When I first got to know David Hawpe, I thought he was just a little crazy. I say that lovingly, not to detract from any of the accolades cited by obit writers after his death last weekend at 78. To explain what I mean we must go back to the fall of 1965. I was soon to be named assistant sports editor of The Herald, and David, fresh out of the UK School of Journalism, had been hired by the Associated...

Mac Brown: Political gamesmanship with spending could jeopardize recovery from COVID-19

While Gov. Andy Beshear writes in his editorials that he is effectively reaching across the aisle, truth is, a lot more needs to be initiated by his administration and not just responding to the Republican legislative overtures. Further, Gov. Beshear needs to stand up to Democrats in D.C. on their political gamesmanship with spending proposals, and work more closely with Republican lawmakers here in...

Commentary: Cameron’s decision regarding public officials’ private devices sets dangerous precedent

By Amye Bensenhaver and Scott Horn Special to NKyTribune Daniel Cameron has given the green light for public officials to hide public records on their private devices.

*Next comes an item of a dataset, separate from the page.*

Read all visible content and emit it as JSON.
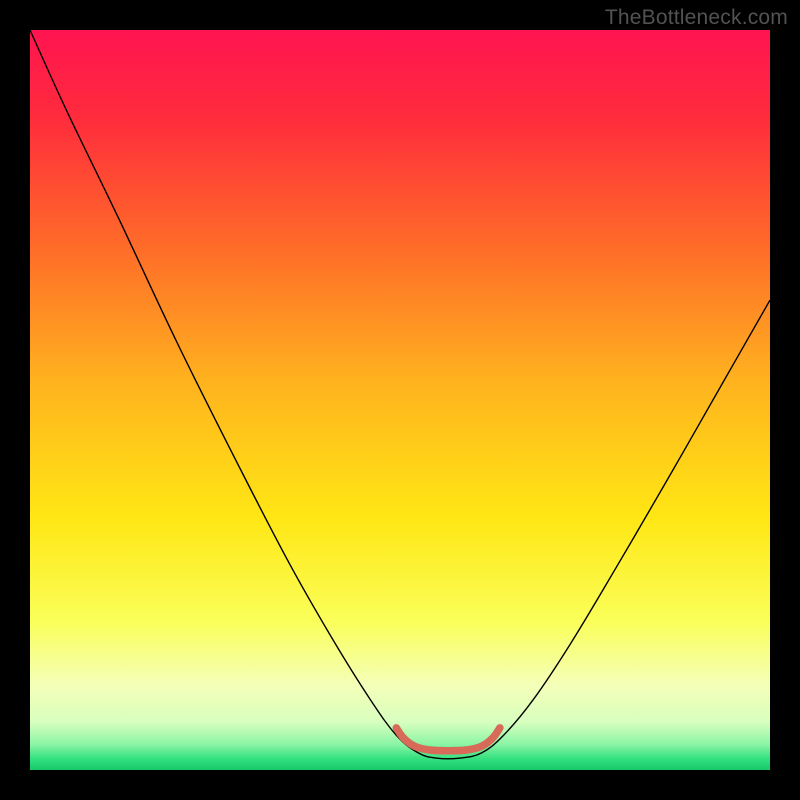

Remember the controversy around public records on Hillary Clinton’s private email server? The one used in part to get around public disclosure laws? That kind of thing is no problem in Cameron’s Kentucky. In a three-page open records...

Bill Straub: Dr. Anthony Fauci isn’t perfect, but Rand Paul and company’s accusatory antics cross the line

I’m tired of morons. Now, by moron, I don’t mean the Curley of the Three Stooges sort who at least provide a modicum of entertainment. I’m referring to anyone who allegedly has exhibited at least a fair amount of intelligence yet insists on appearing before God and everybody to issue inane statements, act self-satisfied in doing so, and renders himself or herself the subject of ridicule. These...

Rick Christman: State legal system salted with shady characters with too much power over daily lives

Just after being elbowed from our attention by pandemic tunnel vision, the juiciest judicial scandal was on the boil. You might have missed the story of a Northern Kentucky Family Court judge and her courthouse escapades, the details of which are far too salacious to be repeated in this publication. In August 2020 this judge was removed from the bench by the Kentucky Judicial Conduct Commission, bringing...

Constance Alexander: Recalling memories of Girls Scouts, girl power and summers at Camp Sacajawea

Sacajawea was a Girl Scout camp in northwest New Jersey. It was cheap, democratic, no frills. We slept in tents, bathed in cold water, ate every meal whether we liked the food or not, earned badges, created lanyards and other arts and craft projects, and sang songs around the campfire. Every day we discovered girl power in new ways. Camp was definitely low-tech, stubbornly plebeian, and nothing like...

Jason Bailey: Expanded Child Tax Credit is landmark victory against child poverty, let’s not let it vanish

This week Kentucky families began benefitting from the most extraordinary policy change to address child poverty in many decades — payments of up to $300 per child, per month to help ease the costs of raising kids. These payments are advances on an expansion of the child tax credit contained in the American Rescue Plan Act (ARPA). Previously, families got a $2,000 credit per child when they filed...

Gov. Andy Beshear: Largest budget surplus in history adds to Kentucky’s already-booming economy

For months now, Kentucky’s economy has been heating up and we have seen a slew of positive economic development and new jobs announcements. Last week, that heat grew hotter when the state budget office reported we are ending the 2021 fiscal year in the best shape of my lifetime, with a general fund surplus of over $1.1 billion – the highest ever in the commonwealth – and a 10.9% increase in general...